JERUSALEM, (Reuters) – A U.S. general on Friday held the first Israeli-Palestinian meeting to assess compliance with the “road map” peace plan but Israel’s defence minister, under U.S. pressure over settlement building, did not attend.
Peace talks launched at a conference in Annapolis, Maryland in November have been bogged down by tensions over building within Jewish settlements in the occupied West Bank and an upsurge in violence between the two sides.
Israel was bracing for strong U.S. criticism for not living up to its commitments under the long-stalled “road map”. It announced plans earlier this week to push forward with building hundreds of new homes in a settlement north of Jerusalem.
The road map calls on the Jewish state to remove outposts built without government authorisation in the West Bank and to halt all settlement activity in the territory.
The 2003 plan also demands that the Palestinians crack down on militants.
Palestinian Prime Minister Salam Fayyad attended the trilateral meeting in a Jerusalem hotel with General William Fraser, who was appointed by U.S. Secretary of State Condoleezza Rice to oversee the road map’s implementation.
Israeli Defence Minister Ehud Barak sent in his place a senior defence ministry strategist, Amos Gilad, whose portfolio covers many of the issues Fraser was expected to raise.
Barak’s decision not to attend took some U.S. and Palestinian officials by surprise and could prove embarrassing. “The stress is on practical talks … with the aim of moving forward the peace process,” Gilad said before the two-hour session. “All rumours about tensions are baseless.”
The peace talks were suspended earlier this month by Palestinian President Mahmoud Abbas over an Israeli offensive in the Hamas-controlled Gaza Strip in which more than 120 Palestinians, many of them civilians, were killed.
Israel said it was targeting militants behind cross-border rocket attacks from Gaza, which Hamas seized in June after routing Abbas’s more secular Fatah forces.
Western diplomats said the peace talks would formally resume next week.
Friday’s closed-door meeting with Fraser was the first since the Annapolis conference relaunched peace talks with the goal of trying to reach a statehood agreement before U.S. President George W. Bush leaves office next January.

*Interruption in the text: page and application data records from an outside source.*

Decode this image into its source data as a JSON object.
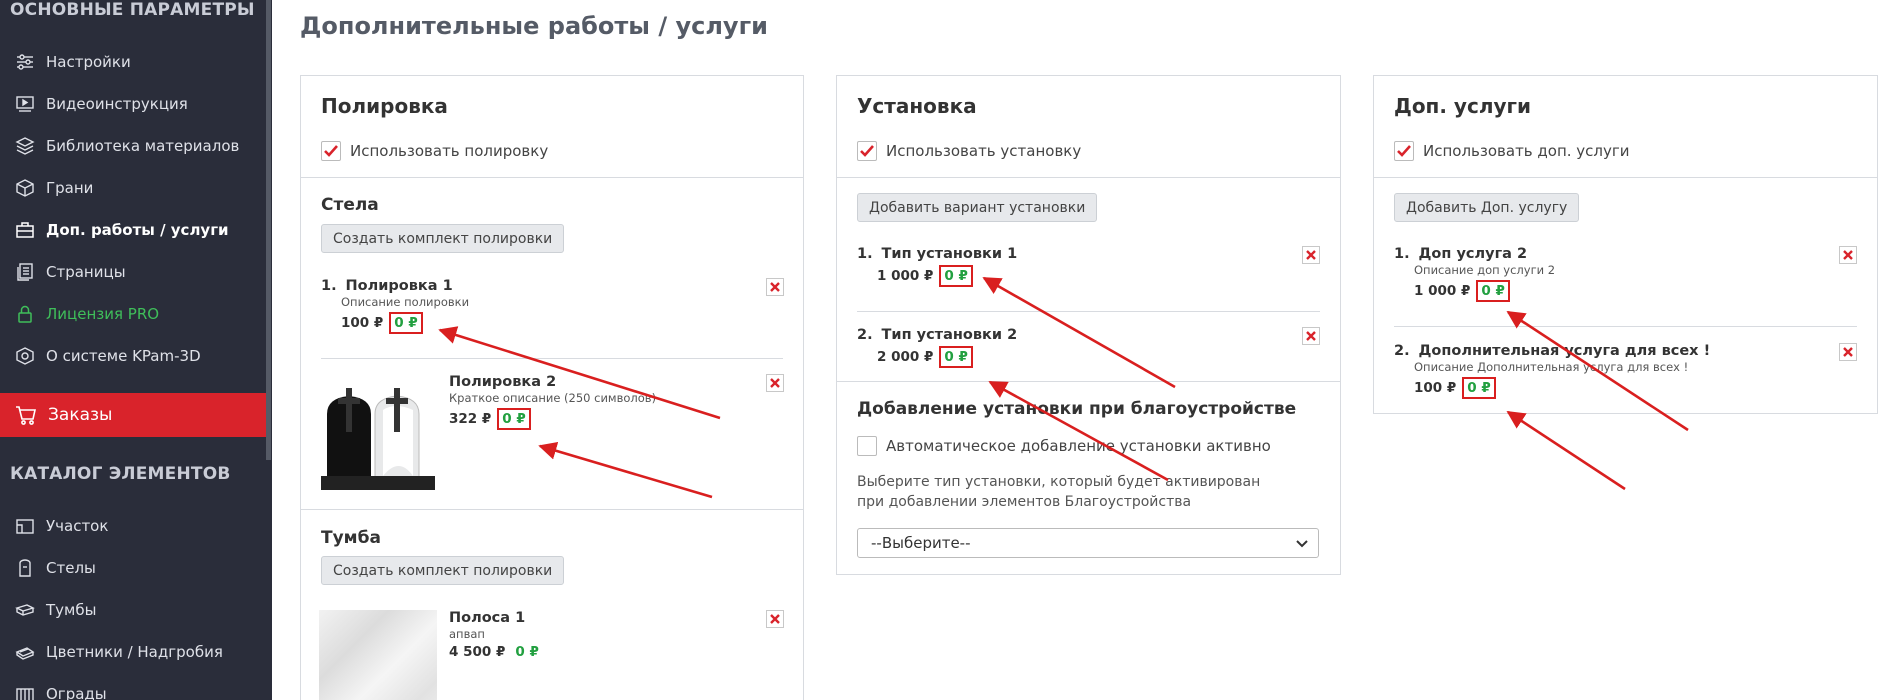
{
  "sidebar": {
    "section_main": "ОСНОВНЫЕ ПАРАМЕТРЫ",
    "items": [
      {
        "label": "Настройки",
        "icon": "sliders-icon"
      },
      {
        "label": "Видеоинструкция",
        "icon": "video-icon"
      },
      {
        "label": "Библиотека материалов",
        "icon": "layers-icon"
      },
      {
        "label": "Грани",
        "icon": "cube-icon"
      },
      {
        "label": "Доп. работы / услуги",
        "icon": "briefcase-icon"
      },
      {
        "label": "Страницы",
        "icon": "pages-icon"
      },
      {
        "label": "Лицензия PRO",
        "icon": "lock-icon"
      },
      {
        "label": "О системе KPam-3D",
        "icon": "info-icon"
      }
    ],
    "orders_label": "Заказы",
    "section_catalog": "КАТАЛОГ ЭЛЕМЕНТОВ",
    "catalog": [
      {
        "label": "Участок",
        "icon": "plot-icon"
      },
      {
        "label": "Стелы",
        "icon": "stele-icon"
      },
      {
        "label": "Тумбы",
        "icon": "pedestal-icon"
      },
      {
        "label": "Цветники / Надгробия",
        "icon": "flowerbed-icon"
      },
      {
        "label": "Ограды",
        "icon": "fence-icon"
      }
    ],
    "accent_color": "#d9232b",
    "pro_color": "#3fbf5a"
  },
  "page_title": "Дополнительные работы / услуги",
  "polish": {
    "title": "Полировка",
    "use_label": "Использовать полировку",
    "stela": {
      "title": "Стела",
      "create_btn": "Создать комплект полировки",
      "items": [
        {
          "num": "1.",
          "name": "Полировка 1",
          "desc": "Описание полировки",
          "price": "100 ₽",
          "extra": "0 ₽"
        },
        {
          "name": "Полировка 2",
          "desc": "Краткое описание (250 символов)",
          "price": "322 ₽",
          "extra": "0 ₽"
        }
      ]
    },
    "tumba": {
      "title": "Тумба",
      "create_btn": "Создать комплект полировки",
      "items": [
        {
          "name": "Полоса 1",
          "desc": "апвап",
          "price": "4 500 ₽",
          "extra": "0 ₽"
        }
      ]
    }
  },
  "install": {
    "title": "Установка",
    "use_label": "Использовать установку",
    "add_btn": "Добавить вариант установки",
    "items": [
      {
        "num": "1.",
        "name": "Тип установки 1",
        "price": "1 000 ₽",
        "extra": "0 ₽"
      },
      {
        "num": "2.",
        "name": "Тип установки 2",
        "price": "2 000 ₽",
        "extra": "0 ₽"
      }
    ],
    "landscaping_title": "Добавление установки при благоустройстве",
    "auto_label": "Автоматическое добавление установки активно",
    "help": "Выберите тип установки, который будет активирован при добавлении элементов Благоустройства",
    "select_value": "--Выберите--"
  },
  "extra": {
    "title": "Доп. услуги",
    "use_label": "Использовать доп. услуги",
    "add_btn": "Добавить Доп. услугу",
    "items": [
      {
        "num": "1.",
        "name": "Доп услуга 2",
        "desc": "Описание доп услуги 2",
        "price": "1 000 ₽",
        "extra": "0 ₽"
      },
      {
        "num": "2.",
        "name": "Дополнительная услуга для всех !",
        "desc": "Описание Дополнительная услуга для всех !",
        "price": "100 ₽",
        "extra": "0 ₽"
      }
    ]
  },
  "annotation_color": "#d91f1f",
  "zero_color": "#22a040"
}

Fraser has submitted his first confidential report on road map implementation to Rice. The contents have been kept secret.
U.S. officials said ahead of Friday’s meeting that Washington was not satisfied with the pace at which Israel was moving to implement the road map. “The United States considers the expansion of settlement activity to be not consistent with Israeli obligations under the road map and we have made that very clear. I have also said that it is certainly not helpful for the peace process,” Rice told U.S. lawmakers on Wednesday.

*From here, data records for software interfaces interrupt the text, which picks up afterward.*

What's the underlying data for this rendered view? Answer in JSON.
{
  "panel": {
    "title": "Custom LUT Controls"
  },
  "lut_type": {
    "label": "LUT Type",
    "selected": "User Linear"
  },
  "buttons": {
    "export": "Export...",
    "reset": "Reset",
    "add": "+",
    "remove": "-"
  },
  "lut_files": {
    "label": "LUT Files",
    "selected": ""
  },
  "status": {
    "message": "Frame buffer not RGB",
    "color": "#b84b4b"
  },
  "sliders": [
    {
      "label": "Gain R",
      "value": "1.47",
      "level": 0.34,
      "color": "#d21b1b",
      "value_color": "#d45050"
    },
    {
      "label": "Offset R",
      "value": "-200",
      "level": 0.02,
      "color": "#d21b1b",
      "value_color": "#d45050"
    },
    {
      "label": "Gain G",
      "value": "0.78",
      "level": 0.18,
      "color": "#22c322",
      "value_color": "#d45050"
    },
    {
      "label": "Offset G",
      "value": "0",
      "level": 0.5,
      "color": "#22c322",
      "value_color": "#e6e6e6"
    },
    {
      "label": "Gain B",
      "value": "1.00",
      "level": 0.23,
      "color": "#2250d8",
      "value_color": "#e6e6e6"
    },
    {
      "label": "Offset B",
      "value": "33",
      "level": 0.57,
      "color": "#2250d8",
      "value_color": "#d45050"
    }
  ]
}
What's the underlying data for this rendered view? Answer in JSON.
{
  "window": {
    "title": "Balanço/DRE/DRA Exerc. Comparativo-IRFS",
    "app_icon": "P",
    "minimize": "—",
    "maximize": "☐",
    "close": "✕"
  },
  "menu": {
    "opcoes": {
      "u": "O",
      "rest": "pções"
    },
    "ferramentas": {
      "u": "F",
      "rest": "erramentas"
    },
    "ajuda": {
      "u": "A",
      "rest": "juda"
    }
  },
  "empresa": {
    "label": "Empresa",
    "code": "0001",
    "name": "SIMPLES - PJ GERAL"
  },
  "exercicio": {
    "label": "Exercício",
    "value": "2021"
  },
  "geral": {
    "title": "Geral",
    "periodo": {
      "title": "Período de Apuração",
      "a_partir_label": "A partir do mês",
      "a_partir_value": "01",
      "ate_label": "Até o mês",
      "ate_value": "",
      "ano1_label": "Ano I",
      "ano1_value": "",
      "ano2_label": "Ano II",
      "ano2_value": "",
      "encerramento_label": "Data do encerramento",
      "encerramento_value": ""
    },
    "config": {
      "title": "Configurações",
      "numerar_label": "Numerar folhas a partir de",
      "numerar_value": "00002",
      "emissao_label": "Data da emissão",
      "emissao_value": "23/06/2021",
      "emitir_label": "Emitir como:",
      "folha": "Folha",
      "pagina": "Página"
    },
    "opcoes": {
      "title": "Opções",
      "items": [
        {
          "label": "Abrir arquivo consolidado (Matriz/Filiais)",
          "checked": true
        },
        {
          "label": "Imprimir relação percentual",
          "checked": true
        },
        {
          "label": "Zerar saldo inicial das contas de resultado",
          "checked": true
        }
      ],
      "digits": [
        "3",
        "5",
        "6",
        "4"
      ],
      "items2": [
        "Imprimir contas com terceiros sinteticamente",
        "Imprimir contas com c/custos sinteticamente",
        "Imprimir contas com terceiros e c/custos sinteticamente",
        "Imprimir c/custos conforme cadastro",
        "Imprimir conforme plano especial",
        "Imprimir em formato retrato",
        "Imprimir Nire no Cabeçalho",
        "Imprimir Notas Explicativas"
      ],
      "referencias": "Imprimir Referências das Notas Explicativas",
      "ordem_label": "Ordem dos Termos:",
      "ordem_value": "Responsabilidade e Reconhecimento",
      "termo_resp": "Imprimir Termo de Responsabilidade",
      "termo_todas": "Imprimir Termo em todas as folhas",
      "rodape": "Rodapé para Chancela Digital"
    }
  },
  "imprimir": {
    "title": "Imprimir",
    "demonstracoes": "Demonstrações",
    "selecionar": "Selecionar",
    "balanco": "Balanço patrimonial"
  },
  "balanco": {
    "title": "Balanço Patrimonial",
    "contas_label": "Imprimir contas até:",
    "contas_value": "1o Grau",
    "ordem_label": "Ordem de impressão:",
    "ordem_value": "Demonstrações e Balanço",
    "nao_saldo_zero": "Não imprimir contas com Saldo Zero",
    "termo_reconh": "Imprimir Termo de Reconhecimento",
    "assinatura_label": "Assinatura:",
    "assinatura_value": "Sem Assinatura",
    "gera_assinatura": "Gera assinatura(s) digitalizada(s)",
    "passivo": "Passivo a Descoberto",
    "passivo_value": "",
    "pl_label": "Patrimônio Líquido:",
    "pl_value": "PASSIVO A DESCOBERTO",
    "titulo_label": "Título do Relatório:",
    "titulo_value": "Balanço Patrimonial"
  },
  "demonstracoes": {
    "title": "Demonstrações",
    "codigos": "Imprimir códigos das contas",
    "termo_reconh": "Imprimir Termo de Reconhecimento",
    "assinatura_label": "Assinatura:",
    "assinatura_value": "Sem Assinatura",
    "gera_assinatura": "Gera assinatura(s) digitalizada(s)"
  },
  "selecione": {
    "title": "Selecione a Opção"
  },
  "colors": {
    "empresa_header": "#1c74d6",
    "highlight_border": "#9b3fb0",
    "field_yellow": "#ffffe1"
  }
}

Israel has likewise failed to uproot the unauthorised outposts in the West Bank.
U.S. officials said Washington believed the Palestinians needed to do more to meet their own obligations to boost security and rein in militants in the West Bank, though U.S. officials have privately complained to Israel that its frequent raids were undermining those efforts.